I wrote Steven to ask him what pushed him over the edge, to write his constructive but frank criticisms of Egypt's liberals, and why it's become so controversial within Egypt to even hint at potential criticisms of the movement, most notably by calling the July 3 ouster of Morsi a "coup." Here's his response, which he kindly agreed to let me publish:
The alleged liberals have been making me a bit nutty for a while. Last spring I wrote a post called "Egypt: The Art of Being Feckless" so it's been a theme for a little while.What pushed me over the edge was the coup, but it goes back to the immediate period after the uprising when these guys either couldn't or wouldn't do the political work necessary. Instead, they kept going out into the streets. Morsi was obviously no democrat. He had made a mockery of the revolutionary promise of Tahrir Square, but so did the liberals — at least the ones who supported him (how could they not know what the [Muslim Brotherhood members] were up to?!?!) because they themselves failed. The presidential election had not a single candidate that represented the revolution or liberal ideas. That is telling. Now these folks have welcomed the army back. These are very bad choices.Indeed, you couldn't question the revolution. Suddenly, all the people who had wanted a better Egypt were acting like Bolsheviks. Now, they say that the army's intervention is a course correction and that it will be good for democracy. In one sense, they are correct. Morsi and the MB were working hard to institutionalize their power, which was going to make it hard to dislodge them in the future, but the alleged liberals are now back to where they were during the Mubarak period: In a choice between the authoritarianism of the regime (in this case what might shape up to be some semblance of the old order) and the Muslim Brotherhood, the liberals will choose the army. The spokesman for [Salafist political party] al Nour told me in December 2011, "You watch, when the religious do well the liberals will run to the army." He was dead on!Also, the calls for revenge against the MB by some liberals makes the hair stand up on the back of my neck. Don't get me wrong, I have always been deeply suspicious of the MBs. I thought we couldn't make a real judgement until they actually had an opportunity to govern, but based on everything I read and know about their history, I was not inclined to believe that they would be a force for democracy.

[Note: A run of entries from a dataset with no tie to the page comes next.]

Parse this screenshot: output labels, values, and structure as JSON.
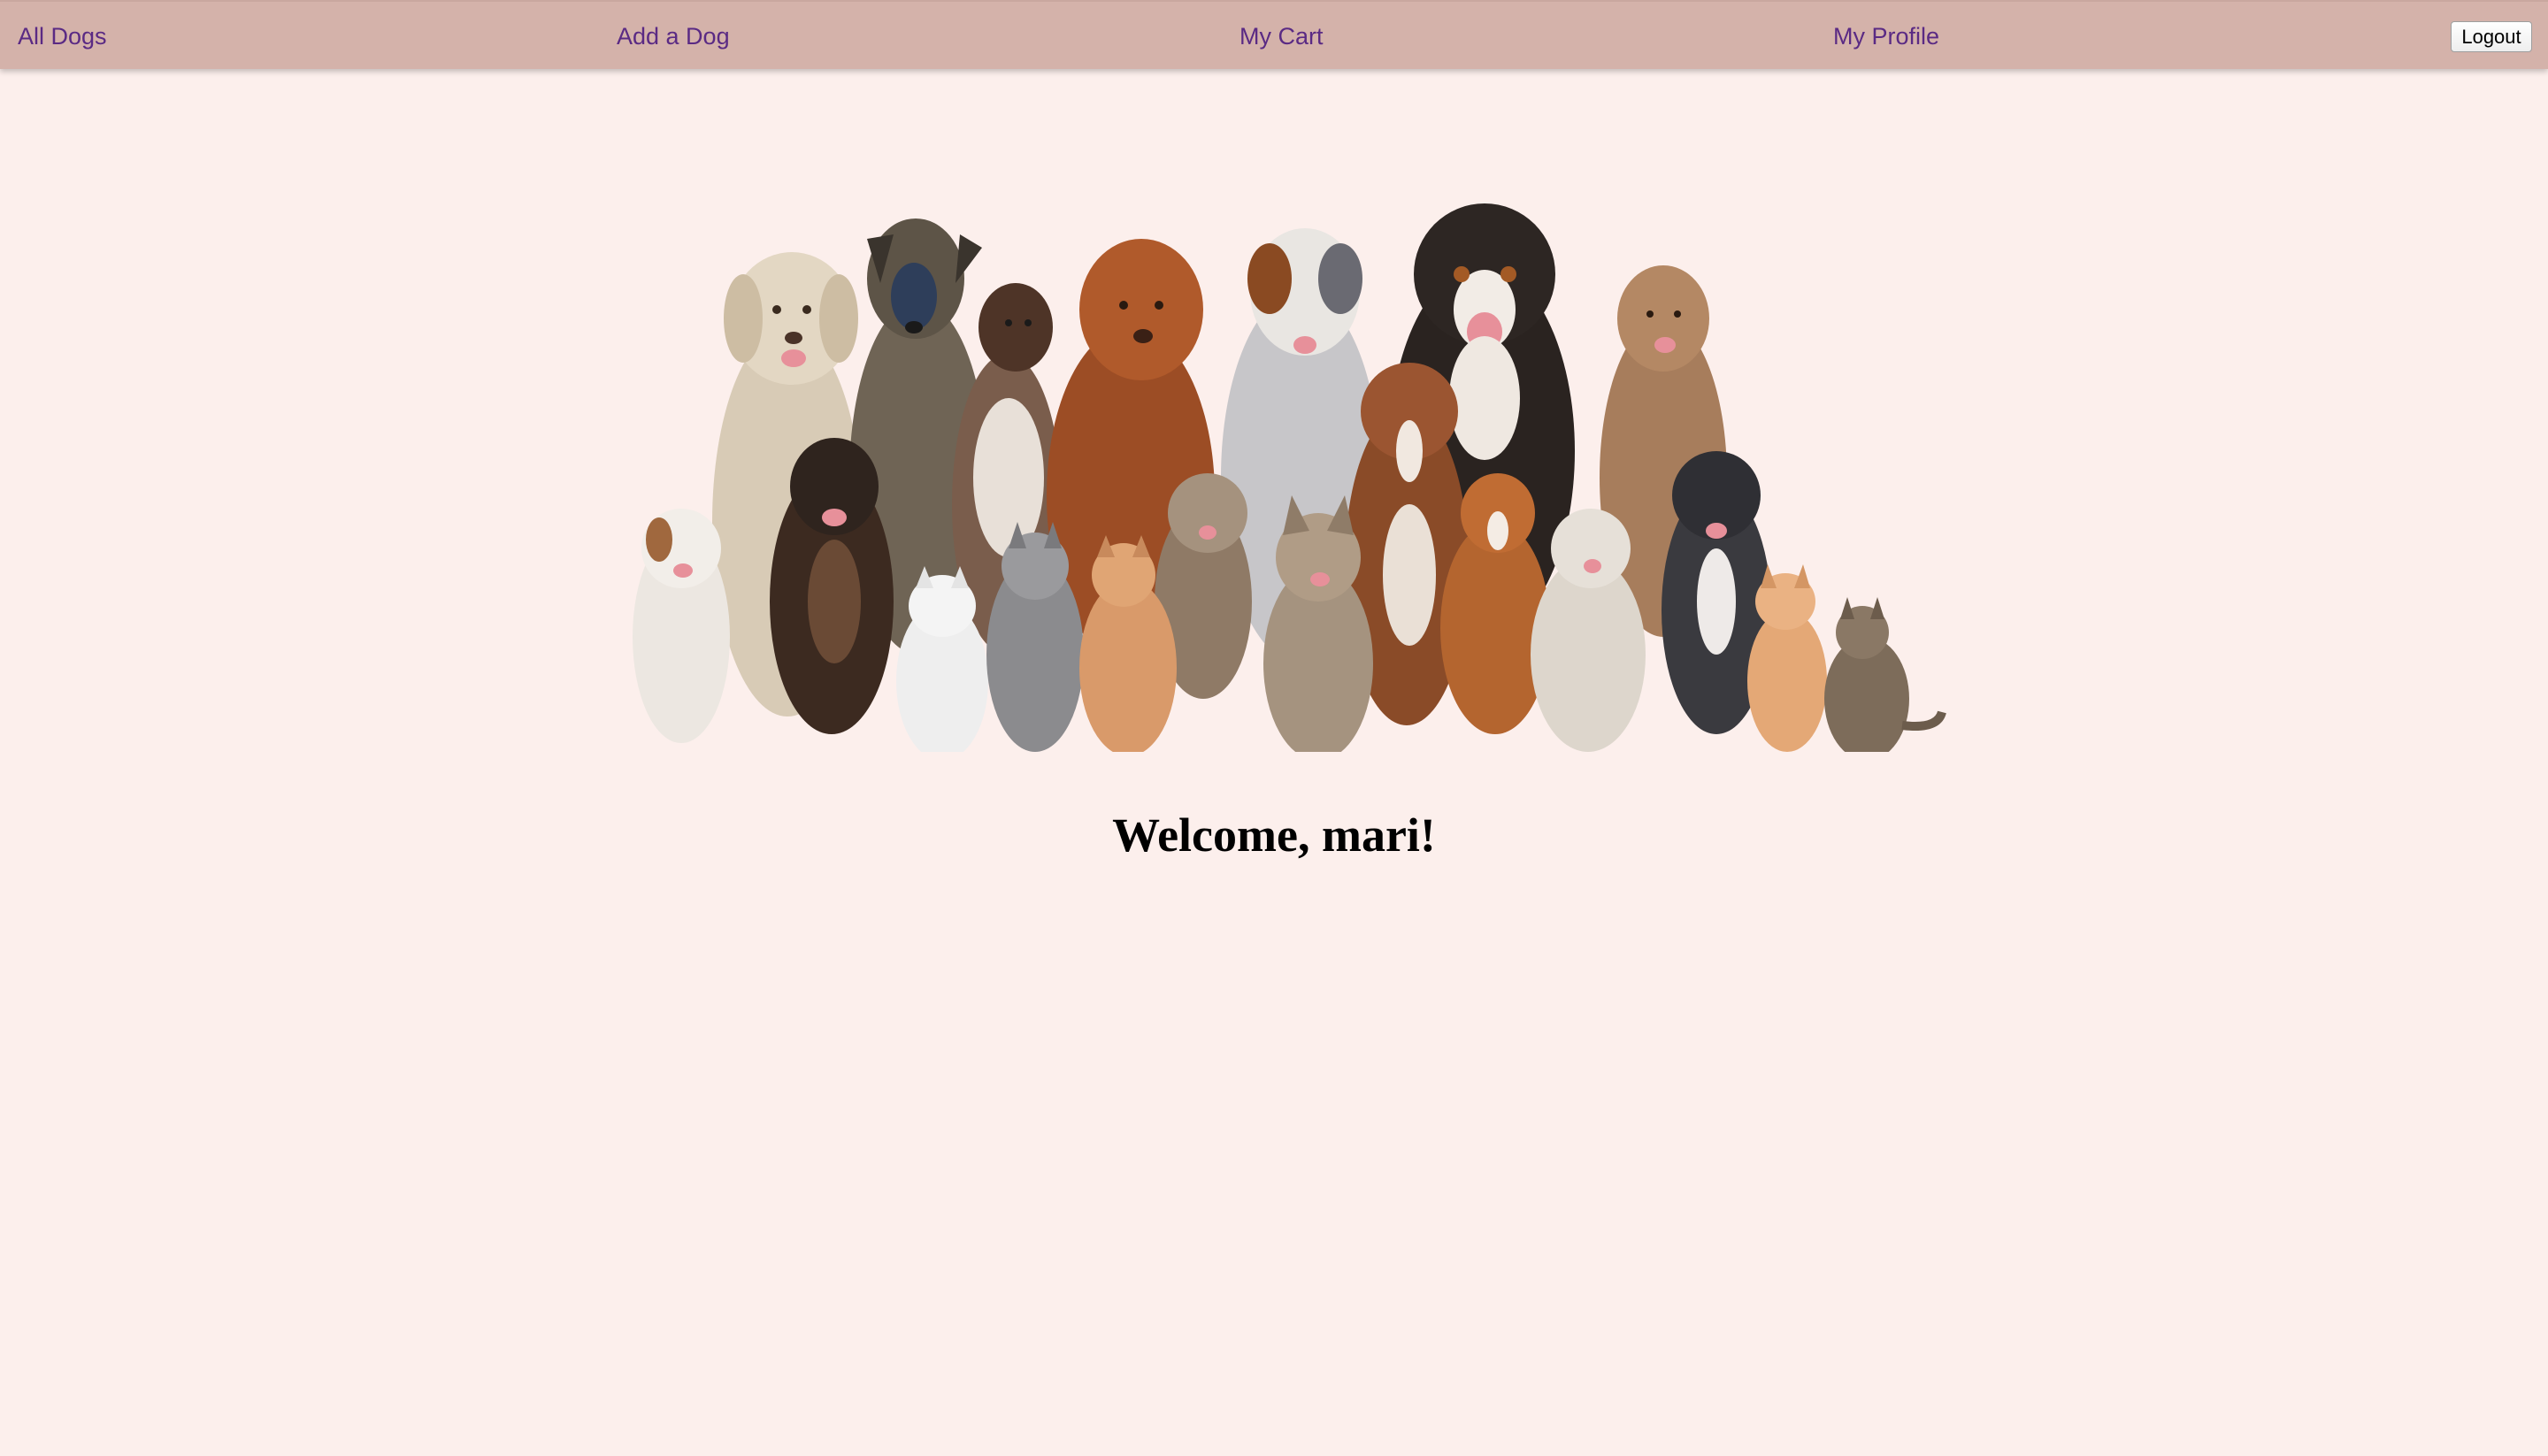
{
  "nav": {
    "links": [
      {
        "label": "All Dogs"
      },
      {
        "label": "Add a Dog"
      },
      {
        "label": "My Cart"
      },
      {
        "label": "My Profile"
      }
    ],
    "logout_label": "Logout"
  },
  "hero": {
    "image_name": "dogs-and-cats-group-illustration"
  },
  "main": {
    "welcome": "Welcome, mari!"
  },
  "colors": {
    "background": "#fcefec",
    "navbar": "#d4b2aa",
    "link": "#5a2a84"
  }
}
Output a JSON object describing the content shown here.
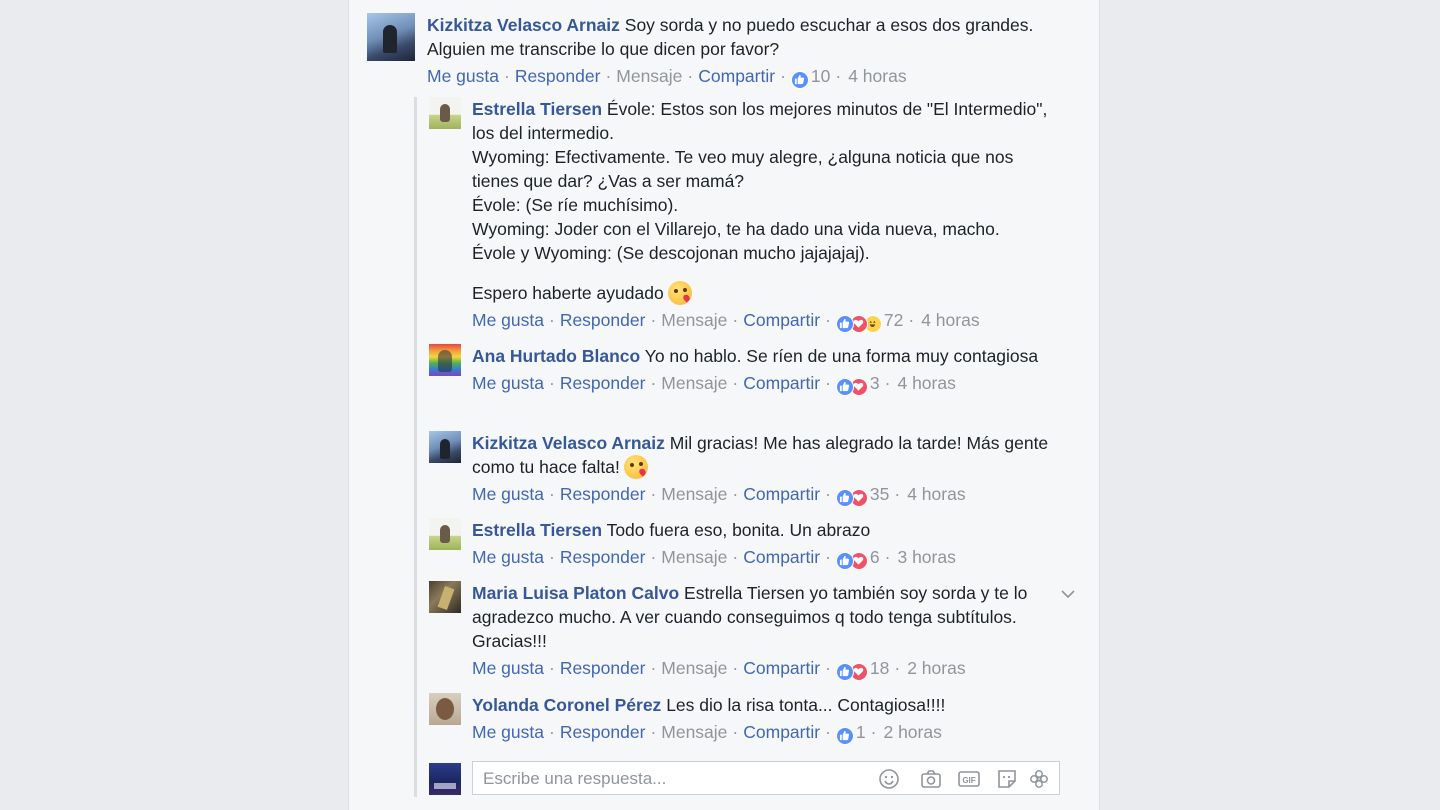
{
  "colors": {
    "link": "#365899",
    "action": "#4267b2",
    "muted": "#90949c",
    "text": "#1d2129",
    "like": "#5890ff",
    "love": "#f25268",
    "haha": "#fcd34f"
  },
  "actions": {
    "like": "Me gusta",
    "reply": "Responder",
    "message": "Mensaje",
    "share": "Compartir",
    "separator": "·"
  },
  "top_comment": {
    "author": "Kizkitza Velasco Arnaiz",
    "text": "Soy sorda y no puedo escuchar a esos dos grandes. Alguien me transcribe lo que dicen por favor?",
    "reactions": [
      "like"
    ],
    "count": "10",
    "time": "4 horas"
  },
  "replies": [
    {
      "author": "Estrella Tiersen",
      "avatar": "avatar-estrella",
      "lines": [
        "Évole: Estos son los mejores minutos de \"El Intermedio\", los del intermedio.",
        "Wyoming: Efectivamente. Te veo muy alegre, ¿alguna noticia que nos tienes que dar? ¿Vas a ser mamá?",
        "Évole: (Se ríe muchísimo).",
        "Wyoming: Joder con el Villarejo, te ha dado una vida nueva, macho.",
        "Évole y Wyoming: (Se descojonan mucho jajajajaj)."
      ],
      "closing": "Espero haberte ayudado",
      "emoji": "kissing-face-emoji",
      "reactions": [
        "like",
        "love",
        "haha"
      ],
      "count": "72",
      "time": "4 horas"
    },
    {
      "author": "Ana Hurtado Blanco",
      "text": "Yo no hablo. Se ríen de una forma muy contagiosa",
      "reactions": [
        "like",
        "love"
      ],
      "count": "3",
      "time": "4 horas"
    },
    {
      "author": "Kizkitza Velasco Arnaiz",
      "text": "Mil gracias! Me has alegrado la tarde! Más gente como tu hace falta!",
      "emoji": "kissing-face-emoji",
      "reactions": [
        "like",
        "love"
      ],
      "count": "35",
      "time": "4 horas"
    },
    {
      "author": "Estrella Tiersen",
      "text": "Todo fuera eso, bonita. Un abrazo",
      "reactions": [
        "like",
        "love"
      ],
      "count": "6",
      "time": "3 horas"
    },
    {
      "author": "Maria Luisa Platon Calvo",
      "text": "Estrella Tiersen yo también soy sorda y te lo agradezco mucho. A ver cuando conseguimos q todo tenga subtítulos. Gracias!!!",
      "reactions": [
        "like",
        "love"
      ],
      "count": "18",
      "time": "2 horas",
      "menu_icon": "chevron-down-icon"
    },
    {
      "author": "Yolanda Coronel Pérez",
      "text": "Les dio la risa tonta... Contagiosa!!!!",
      "reactions": [
        "like"
      ],
      "count": "1",
      "time": "2 horas"
    }
  ],
  "composer": {
    "placeholder": "Escribe una respuesta...",
    "icons": [
      "smiley-icon",
      "camera-icon",
      "gif-icon",
      "sticker-icon",
      "flower-icon"
    ]
  }
}
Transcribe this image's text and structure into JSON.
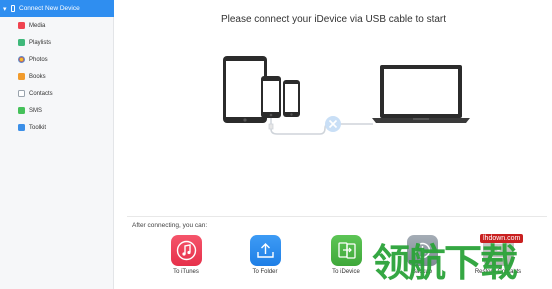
{
  "sidebar": {
    "header_label": "Connect New Device",
    "items": [
      {
        "label": "Media",
        "icon": "media-icon",
        "color": "#f0434f"
      },
      {
        "label": "Playlists",
        "icon": "playlists-icon",
        "color": "#3fb87a"
      },
      {
        "label": "Photos",
        "icon": "photos-icon",
        "color": "#f3a52c"
      },
      {
        "label": "Books",
        "icon": "books-icon",
        "color": "#f19b2c"
      },
      {
        "label": "Contacts",
        "icon": "contacts-icon",
        "color": "#9aa3ad"
      },
      {
        "label": "SMS",
        "icon": "sms-icon",
        "color": "#45c15a"
      },
      {
        "label": "Toolkit",
        "icon": "toolkit-icon",
        "color": "#3b8fe8"
      }
    ]
  },
  "main": {
    "headline": "Please connect your iDevice via USB cable to start",
    "after_label": "After connecting, you can:",
    "actions": [
      {
        "label": "To iTunes",
        "icon": "music-icon",
        "color": "#f0405a"
      },
      {
        "label": "To Folder",
        "icon": "export-icon",
        "color": "#2f8ef0"
      },
      {
        "label": "To iDevice",
        "icon": "transfer-icon",
        "color": "#4cb847"
      },
      {
        "label": "Backup",
        "icon": "backup-icon",
        "color": "#8e98a3"
      },
      {
        "label": "Restore Contacts",
        "icon": "restore-icon",
        "color": "#b9b9b9"
      }
    ]
  },
  "watermark": {
    "text": "领航下载",
    "url": "lhdown.com"
  }
}
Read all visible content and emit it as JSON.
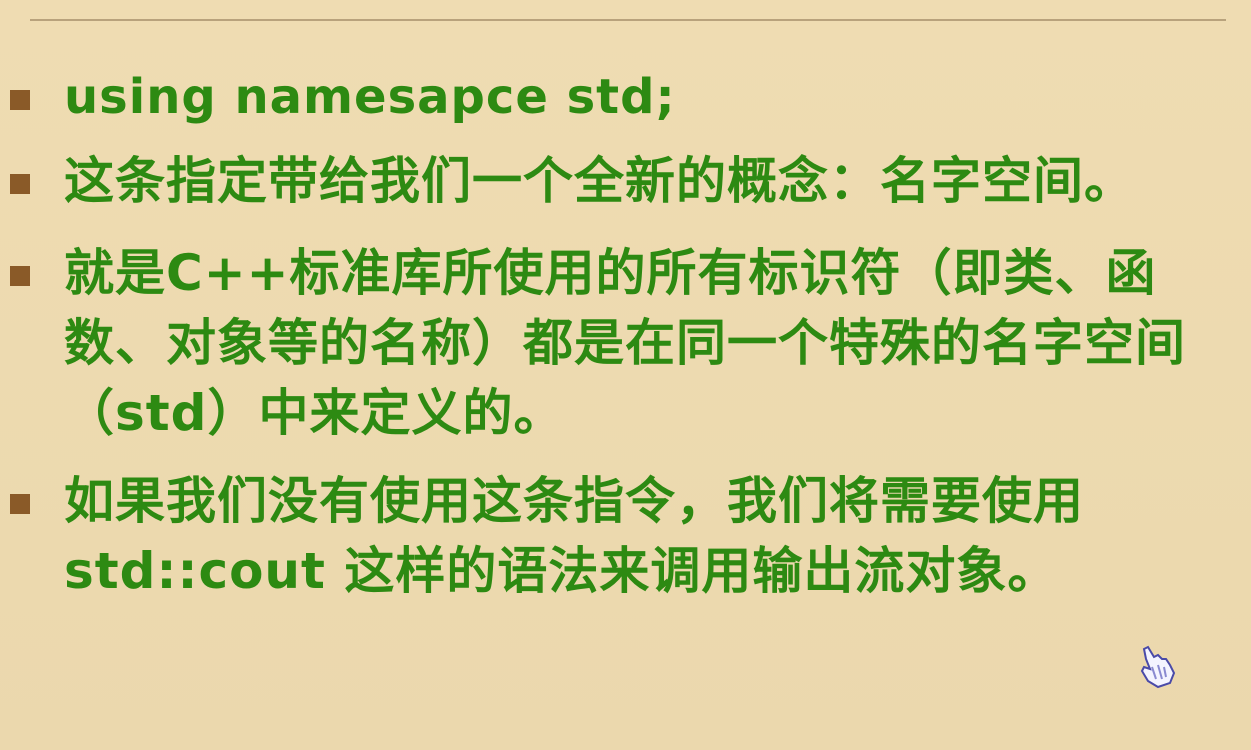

The comparison of Egypt's liberals to such ideological movements as Bolshevism is not as unusual as you might think. The New York Times' Cairo bureau chief David Kirkpatrick, speaking on NPR a few weeks ago, compared the post-coup mood in Egypt to that of Europe in the early 20th century when it was reshaped by ultra-nationalism. "It's how I imagine Europe in the first part of the 20th century might have felt during the rise of fascism," he said. "It may not last. It may be just a momentary national hysteria, but at the moment there is a surreal-seeming enthusiasm for the military ... even by people who just a few months ago were calling for the end of military rule."
That doesn't mean that el-Sissi is about to invade the Sudetenland, of course. Plenty of nationalist movements have arisen over the past century without leading to anything so dramatic, but they are rarely anything resembling liberal. But those echoes are a reminder that nationalist movements are driven from the bottom-up as well as the top-down.